        Then attach the resulting package file named make.log.gz to a post in the designated thread.

      • Or you can compress one or more files into a tarball package file, by running this command:
        tar -czf make.log.tar.gz make.log

        Then attach the resulting package file named make.log.tar.gz to a post in the designated thread.
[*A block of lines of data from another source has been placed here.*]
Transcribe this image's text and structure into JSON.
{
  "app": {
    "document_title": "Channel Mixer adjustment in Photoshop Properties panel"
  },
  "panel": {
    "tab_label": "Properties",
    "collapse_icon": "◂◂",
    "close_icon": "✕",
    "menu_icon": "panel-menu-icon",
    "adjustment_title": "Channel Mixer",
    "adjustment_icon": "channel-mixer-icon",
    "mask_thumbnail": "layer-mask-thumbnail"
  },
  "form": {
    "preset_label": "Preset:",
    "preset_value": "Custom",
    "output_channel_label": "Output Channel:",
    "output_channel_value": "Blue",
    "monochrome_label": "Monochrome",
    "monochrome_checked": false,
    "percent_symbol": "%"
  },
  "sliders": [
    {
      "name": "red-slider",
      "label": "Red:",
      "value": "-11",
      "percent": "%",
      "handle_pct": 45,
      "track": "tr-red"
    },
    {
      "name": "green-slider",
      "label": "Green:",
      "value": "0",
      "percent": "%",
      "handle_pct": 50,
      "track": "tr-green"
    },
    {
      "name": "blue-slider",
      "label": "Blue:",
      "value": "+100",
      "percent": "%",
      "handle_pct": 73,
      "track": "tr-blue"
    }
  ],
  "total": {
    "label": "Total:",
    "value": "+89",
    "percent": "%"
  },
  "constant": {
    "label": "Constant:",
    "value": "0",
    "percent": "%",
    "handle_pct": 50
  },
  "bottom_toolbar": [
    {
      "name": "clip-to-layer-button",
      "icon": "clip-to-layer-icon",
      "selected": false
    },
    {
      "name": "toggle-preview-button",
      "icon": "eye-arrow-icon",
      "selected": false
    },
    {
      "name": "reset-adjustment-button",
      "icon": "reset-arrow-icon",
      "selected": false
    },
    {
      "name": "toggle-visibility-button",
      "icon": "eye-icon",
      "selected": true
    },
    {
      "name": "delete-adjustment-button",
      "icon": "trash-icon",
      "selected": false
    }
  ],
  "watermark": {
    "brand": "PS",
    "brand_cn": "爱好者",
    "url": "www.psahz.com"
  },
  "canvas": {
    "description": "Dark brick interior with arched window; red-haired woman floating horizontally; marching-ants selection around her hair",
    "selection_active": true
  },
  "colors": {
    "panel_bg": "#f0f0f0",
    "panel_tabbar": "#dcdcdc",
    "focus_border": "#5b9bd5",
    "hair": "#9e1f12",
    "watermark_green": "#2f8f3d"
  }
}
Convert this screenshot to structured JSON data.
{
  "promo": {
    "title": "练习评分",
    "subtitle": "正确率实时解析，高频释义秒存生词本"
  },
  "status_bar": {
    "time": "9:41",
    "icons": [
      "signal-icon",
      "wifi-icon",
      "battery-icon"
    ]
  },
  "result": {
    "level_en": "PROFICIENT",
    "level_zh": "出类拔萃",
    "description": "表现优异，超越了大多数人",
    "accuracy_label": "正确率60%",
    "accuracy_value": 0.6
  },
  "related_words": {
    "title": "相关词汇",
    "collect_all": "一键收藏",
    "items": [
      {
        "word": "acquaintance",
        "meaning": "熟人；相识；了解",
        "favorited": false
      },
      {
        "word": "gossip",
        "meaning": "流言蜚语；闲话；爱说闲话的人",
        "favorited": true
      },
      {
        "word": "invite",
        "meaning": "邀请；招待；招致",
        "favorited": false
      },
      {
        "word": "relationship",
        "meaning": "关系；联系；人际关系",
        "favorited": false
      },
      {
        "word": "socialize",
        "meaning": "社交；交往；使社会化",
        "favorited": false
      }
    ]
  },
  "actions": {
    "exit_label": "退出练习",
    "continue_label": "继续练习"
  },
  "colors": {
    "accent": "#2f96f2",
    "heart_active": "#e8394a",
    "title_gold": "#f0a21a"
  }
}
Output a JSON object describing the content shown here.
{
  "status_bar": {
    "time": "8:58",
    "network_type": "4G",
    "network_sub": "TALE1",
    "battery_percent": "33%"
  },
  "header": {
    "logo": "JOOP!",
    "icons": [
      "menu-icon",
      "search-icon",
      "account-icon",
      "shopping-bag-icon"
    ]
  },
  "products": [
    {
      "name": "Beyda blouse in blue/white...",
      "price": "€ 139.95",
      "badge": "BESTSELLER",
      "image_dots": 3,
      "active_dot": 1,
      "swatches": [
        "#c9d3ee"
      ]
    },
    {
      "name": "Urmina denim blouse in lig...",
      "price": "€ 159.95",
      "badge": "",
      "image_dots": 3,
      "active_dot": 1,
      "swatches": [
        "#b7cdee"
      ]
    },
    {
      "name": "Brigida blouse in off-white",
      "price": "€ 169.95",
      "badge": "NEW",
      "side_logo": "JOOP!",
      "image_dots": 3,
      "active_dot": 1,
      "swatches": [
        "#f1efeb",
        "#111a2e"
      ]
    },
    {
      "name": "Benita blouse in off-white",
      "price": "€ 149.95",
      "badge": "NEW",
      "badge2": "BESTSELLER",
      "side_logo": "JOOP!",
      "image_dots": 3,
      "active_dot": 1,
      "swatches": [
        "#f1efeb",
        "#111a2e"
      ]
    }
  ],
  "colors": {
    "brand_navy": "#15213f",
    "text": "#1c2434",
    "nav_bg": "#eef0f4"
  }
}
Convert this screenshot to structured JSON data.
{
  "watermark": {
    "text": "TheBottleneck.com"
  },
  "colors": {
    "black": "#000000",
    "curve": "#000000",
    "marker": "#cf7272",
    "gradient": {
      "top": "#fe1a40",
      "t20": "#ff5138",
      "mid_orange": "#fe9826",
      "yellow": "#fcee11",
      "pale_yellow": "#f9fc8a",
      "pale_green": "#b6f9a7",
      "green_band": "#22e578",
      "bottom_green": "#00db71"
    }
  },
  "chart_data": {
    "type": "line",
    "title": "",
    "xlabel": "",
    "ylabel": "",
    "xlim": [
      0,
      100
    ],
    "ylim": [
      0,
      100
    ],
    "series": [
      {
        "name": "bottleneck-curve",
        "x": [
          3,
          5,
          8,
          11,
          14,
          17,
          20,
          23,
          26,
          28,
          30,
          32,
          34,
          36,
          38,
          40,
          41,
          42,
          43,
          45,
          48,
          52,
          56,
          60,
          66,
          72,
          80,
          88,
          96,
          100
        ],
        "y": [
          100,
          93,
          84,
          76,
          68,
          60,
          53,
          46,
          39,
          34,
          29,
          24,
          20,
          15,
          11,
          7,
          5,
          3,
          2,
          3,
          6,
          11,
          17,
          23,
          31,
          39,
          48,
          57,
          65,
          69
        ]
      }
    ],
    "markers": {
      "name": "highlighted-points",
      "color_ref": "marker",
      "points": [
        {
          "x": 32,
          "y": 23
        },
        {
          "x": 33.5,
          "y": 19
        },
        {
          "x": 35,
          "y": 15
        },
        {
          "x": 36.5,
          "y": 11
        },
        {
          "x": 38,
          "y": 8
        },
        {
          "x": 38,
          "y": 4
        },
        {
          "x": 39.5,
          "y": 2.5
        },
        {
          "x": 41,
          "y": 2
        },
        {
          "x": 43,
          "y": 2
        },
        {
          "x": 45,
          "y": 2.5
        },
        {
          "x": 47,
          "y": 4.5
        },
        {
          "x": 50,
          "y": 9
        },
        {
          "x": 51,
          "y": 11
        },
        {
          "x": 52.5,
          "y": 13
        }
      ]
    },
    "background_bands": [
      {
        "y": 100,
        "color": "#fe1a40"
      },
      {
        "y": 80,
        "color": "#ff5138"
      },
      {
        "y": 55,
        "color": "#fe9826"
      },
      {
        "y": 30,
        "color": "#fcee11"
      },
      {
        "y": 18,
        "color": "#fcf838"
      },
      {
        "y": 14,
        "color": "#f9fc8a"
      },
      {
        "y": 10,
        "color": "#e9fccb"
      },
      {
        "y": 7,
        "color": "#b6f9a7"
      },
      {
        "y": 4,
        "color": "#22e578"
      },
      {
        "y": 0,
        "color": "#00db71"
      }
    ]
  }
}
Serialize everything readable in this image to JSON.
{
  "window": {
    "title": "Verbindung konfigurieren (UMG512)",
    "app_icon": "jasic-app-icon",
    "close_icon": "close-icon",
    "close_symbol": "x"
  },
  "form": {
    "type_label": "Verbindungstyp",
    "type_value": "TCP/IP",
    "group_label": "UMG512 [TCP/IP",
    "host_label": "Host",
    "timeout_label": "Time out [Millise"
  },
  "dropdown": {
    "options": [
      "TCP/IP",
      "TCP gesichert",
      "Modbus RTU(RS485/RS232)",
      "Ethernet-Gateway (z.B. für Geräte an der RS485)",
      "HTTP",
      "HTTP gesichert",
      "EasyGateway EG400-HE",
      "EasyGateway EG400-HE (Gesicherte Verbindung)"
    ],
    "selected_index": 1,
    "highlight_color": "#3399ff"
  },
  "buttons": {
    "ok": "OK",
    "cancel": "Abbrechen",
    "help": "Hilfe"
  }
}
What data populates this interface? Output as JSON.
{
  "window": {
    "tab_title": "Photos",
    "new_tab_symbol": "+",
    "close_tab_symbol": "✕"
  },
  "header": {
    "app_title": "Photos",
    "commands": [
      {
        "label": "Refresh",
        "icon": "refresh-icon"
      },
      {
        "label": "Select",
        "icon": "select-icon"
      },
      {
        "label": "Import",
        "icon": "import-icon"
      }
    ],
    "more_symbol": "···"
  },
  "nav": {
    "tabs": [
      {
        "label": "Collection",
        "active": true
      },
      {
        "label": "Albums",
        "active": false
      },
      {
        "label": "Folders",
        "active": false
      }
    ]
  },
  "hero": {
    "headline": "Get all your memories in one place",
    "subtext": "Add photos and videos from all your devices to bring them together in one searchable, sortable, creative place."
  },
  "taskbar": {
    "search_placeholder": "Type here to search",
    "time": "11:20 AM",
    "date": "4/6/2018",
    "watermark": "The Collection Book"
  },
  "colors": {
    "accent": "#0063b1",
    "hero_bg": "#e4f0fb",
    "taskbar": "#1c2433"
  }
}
    4. Instructions on how to further diagnose the issue yourself, have a look at the section Common errors when building OpenFOAM from source code in the page FAQ/Installation and Running.
  10. Now, in order to build ParaView 3.12.0 that comes with OpenFOAM:
    cd $WM_THIRD_PARTY_DIR
    ./makeParaView
     
    cd $FOAM_UTILITIES/postProcessing/graphics/PV3Readers 
    wmSET $FOAM_SETTINGS
    ./Allwclean 
    ./Allwmake
  11. Now you can go read the User Guide: official OpenFOAM User Guide


Reminder: Whenever you start a new terminal window or tab, you should run the alias command associated to the OpenFOAM 2.2.0 shell environment. In other words, run the following command whenever you start a new terminal:
of220
For more information on this topic, read section Using aliases to help manage multiple OpenFOAM versions in the page Installation/Working with the Shell.


Discussion thread where you can ask questions about these steps: none so far.